19 Dec 2011

San Marco in Hamburg: Motets by Hieronymus Praetorius

In the first part of the seventeenth century, the north German city of Hamburg spawned an unusually rich organ culture, with Jacob Praetorius, the younger, and Heinrich Scheidemann both pupils of the famous Dutch organist, Jan Pieterzoon Sweelinck, as leading figures.

A subsequent generation would be led by players such as Matthias Weckmann and Johann Adam Reinken, this latter a figure to whom J. S. Bach would bend the knee in his well-chronicled trip to Hamburg in 1720. At the earlier end of the spectrum stands the figure of Hieronymus Praetorius (1560-29), father of Jacob, the younger, and himself successor to his father, Jacob the elder, at the famed Jakobikirche.

This organ culture was bred by the prominence of the city’s churches, of which the Petrikirche, Jakobikirche, Catharinenkirche, and Nikolaikirche were especially significant. And in this environment some of the organists provided not only organ music, but also notable liturgical music in the form of motet and canticle. Such is the case with Hieronymus Praetorius, featured here in the CD anthology “San Marco in Hamburg.” The reference to “San Marco” acknowledges the strong influence of the Venetian school of Giovanni Gabrieli. The path from Germany to Venice was reasonably well worn, with the travels of composers like Heinrich Sch├╝tz and Hans Leo Hassler often cited examples, but the rich sonorities of Venice captivated other composers who had never heard the music of San Marco in situ. This was the case with Hieronymus Praetorius (and also with the better known Michael Praetorius—no family relation), but if learned from afar, it is a musical style they assimilated with fluency.

In “San Marco in Hamburg” the ensemble Weser-Renaissance Bremen under the direction of Manfred Cordes explores the Italian-influenced motets of Hieronymus, and does so with a recording of distinction. Though some of the pieces are large-scale, Cordes compellingly takes them on with only 15 musicians—six singers singing one-to-a-part and 9 instrumentalists combining winds, strings, and continuo. The result is that in the sumptuous 12-voice “Jubilate Deo” that opens the recording, the sonic richness is a subtler taste to savor rather than a full-belted blast of power that overwhelms. And this holds true for the large number of 8-voice works, as well. Performed in this way, the clarity of motive, the unflagging attention to purity of intonation—such wonderful final chords in the sections of the “Magnificat”!—and general buoyance of the sound can come to the fore with very satisfying results.

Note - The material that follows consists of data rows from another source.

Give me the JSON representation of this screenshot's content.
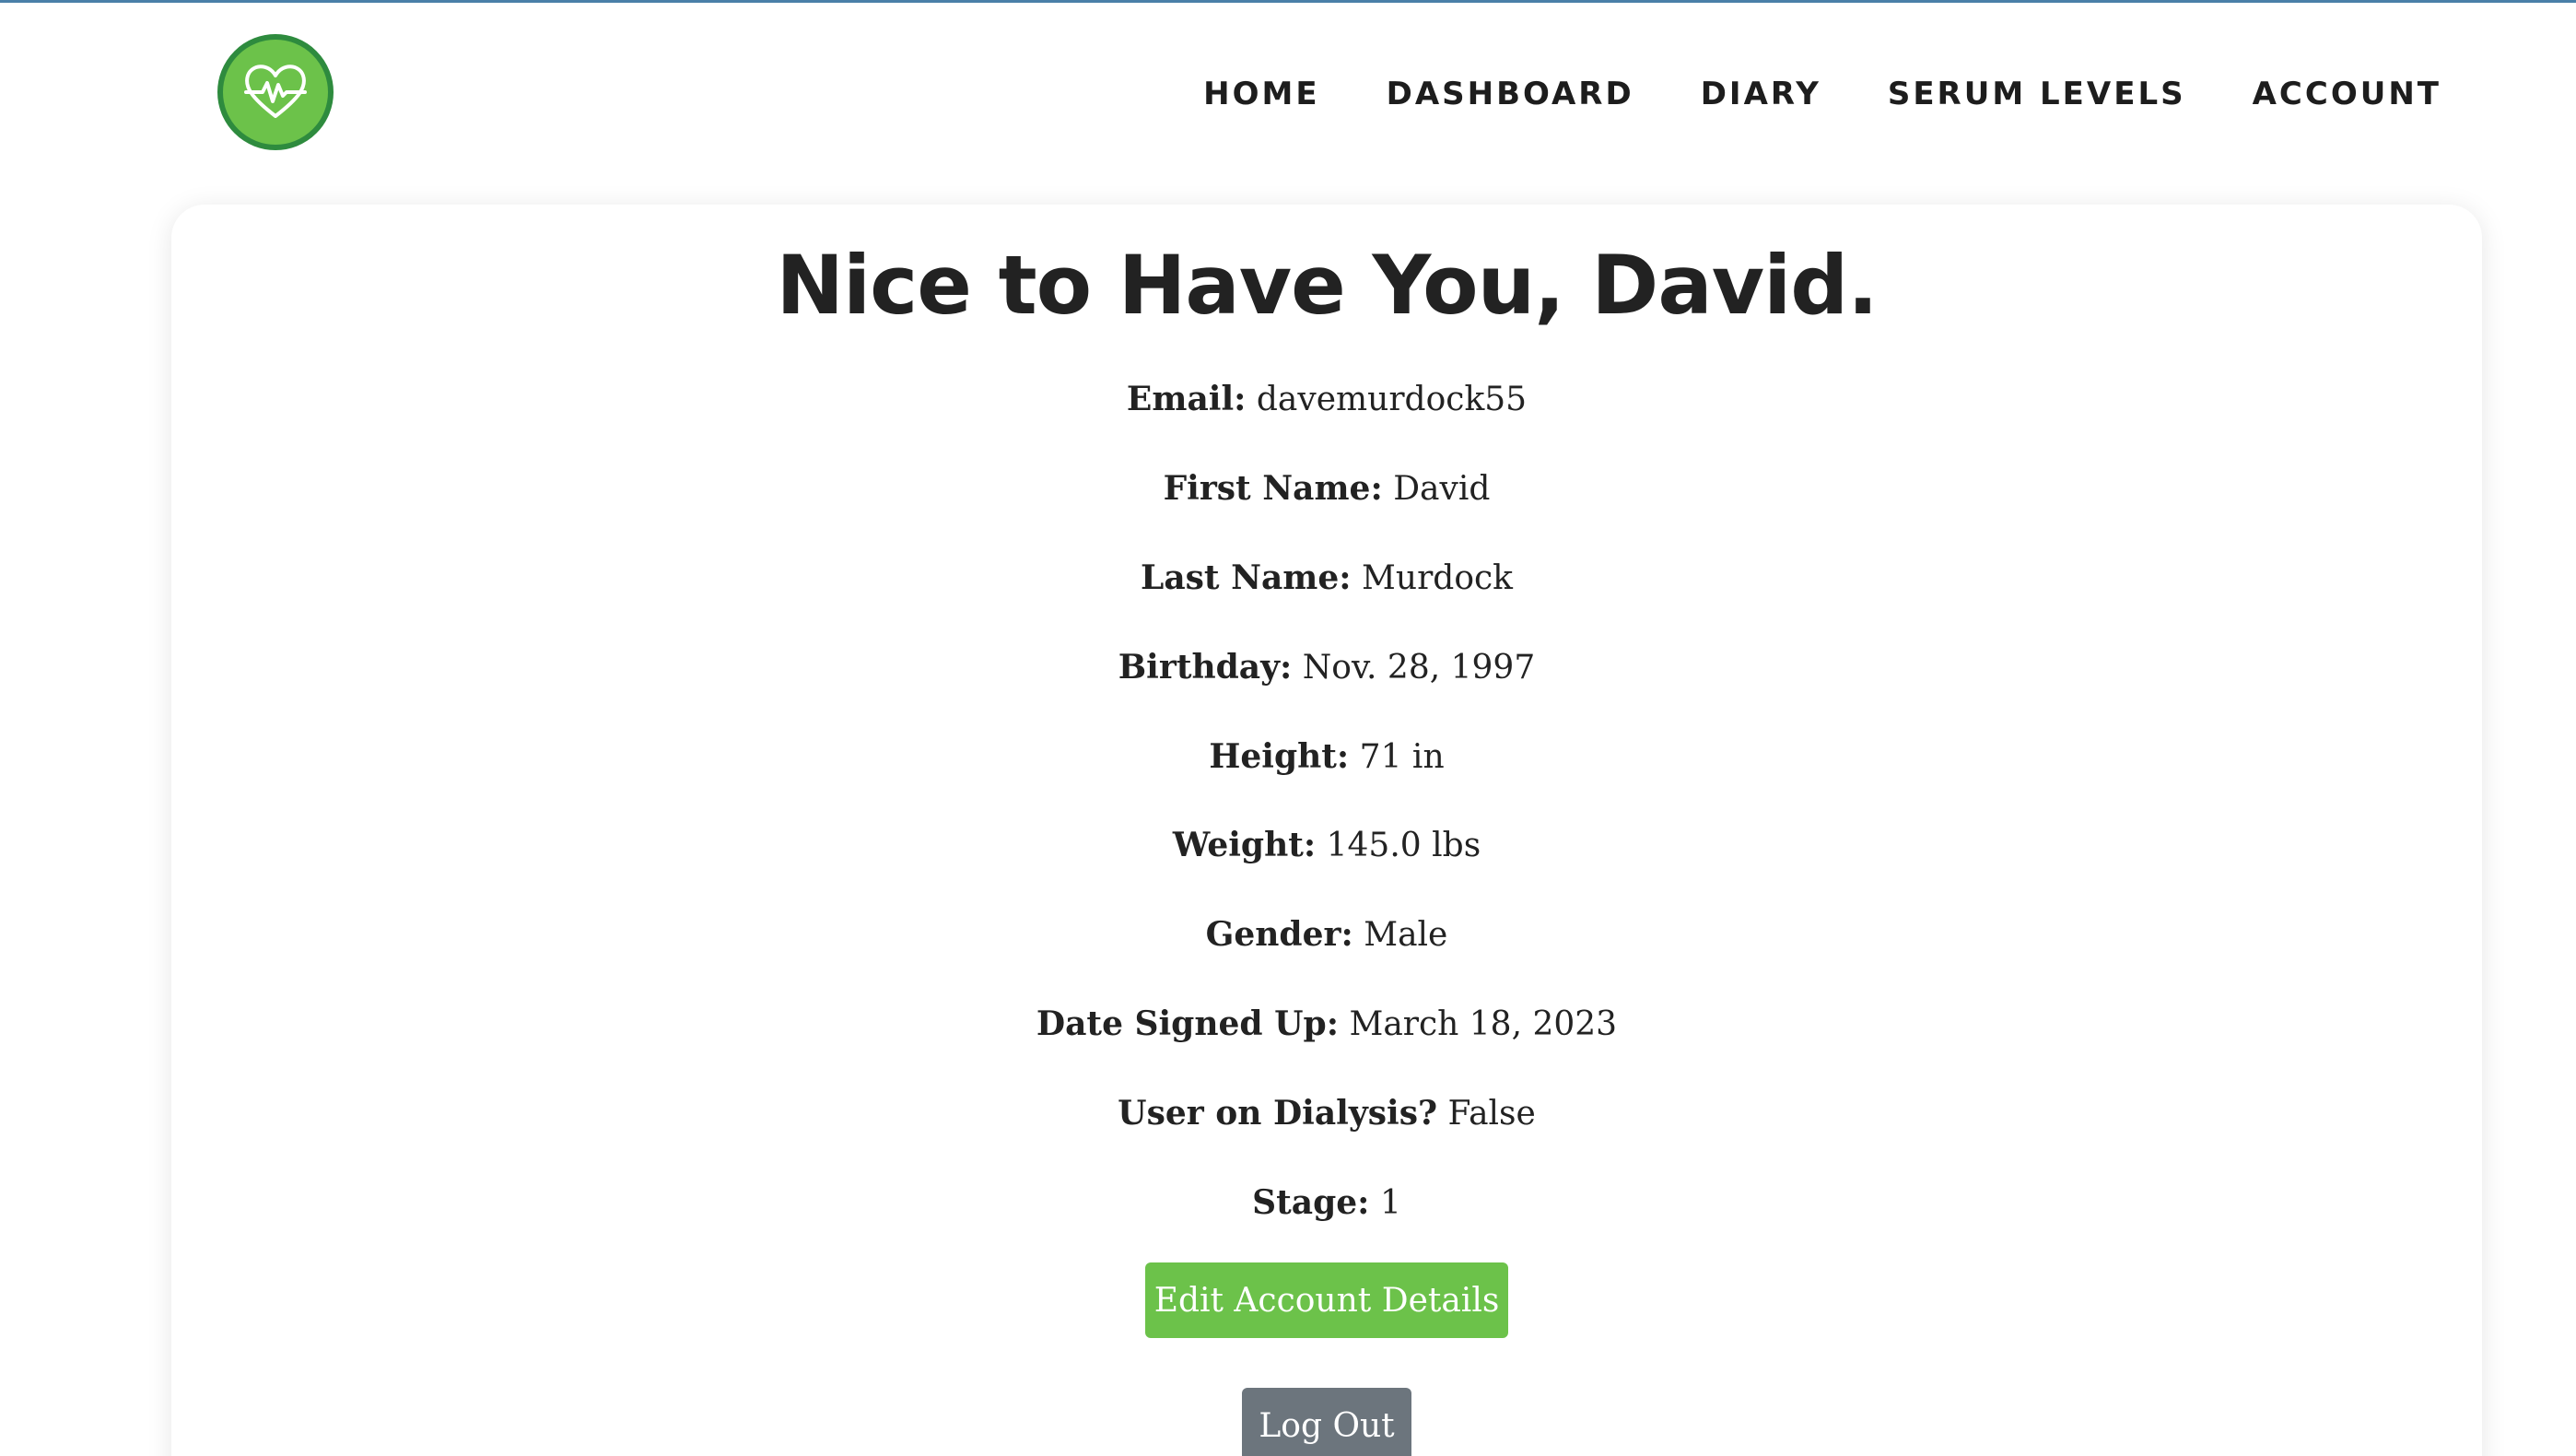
{
  "nav": {
    "items": [
      {
        "label": "HOME"
      },
      {
        "label": "DASHBOARD"
      },
      {
        "label": "DIARY"
      },
      {
        "label": "SERUM LEVELS"
      },
      {
        "label": "ACCOUNT"
      }
    ]
  },
  "logo": {
    "icon": "heart-pulse-icon",
    "fill_color": "#6cc24a",
    "ring_color": "#2e8b3e"
  },
  "account": {
    "greeting": "Nice to Have You, David.",
    "fields": [
      {
        "label": "Email:",
        "value": "davemurdock55"
      },
      {
        "label": "First Name:",
        "value": "David"
      },
      {
        "label": "Last Name:",
        "value": "Murdock"
      },
      {
        "label": "Birthday:",
        "value": "Nov. 28, 1997"
      },
      {
        "label": "Height:",
        "value": "71 in"
      },
      {
        "label": "Weight:",
        "value": "145.0 lbs"
      },
      {
        "label": "Gender:",
        "value": "Male"
      },
      {
        "label": "Date Signed Up:",
        "value": "March 18, 2023"
      },
      {
        "label": "User on Dialysis?",
        "value": "False"
      },
      {
        "label": "Stage:",
        "value": "1"
      }
    ],
    "edit_button": "Edit Account Details",
    "logout_button": "Log Out"
  },
  "colors": {
    "accent_green": "#6cc24a",
    "secondary_gray": "#6c757d",
    "text": "#222222"
  }
}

The decorative passage work is well served by the one-to-a-part configuration, and in motets like “Cantate Domino,” this ornamental style sparkles as foil to the suave lilt of triple-meter tutti passages. Two of the motets, “Ab oriente and Wie lang” are performed as solo motets, with accompanying polyphonic voices played instrumentally. In “Ab oriente,” this gives a welcome chance to relish the fine control of alto Peter de Groot’s sensitive singing, and the plaintive ethereal sounds of soprano Monika Mauch in “Wie lang” offer one of the highlights of the recording.

Steven Plank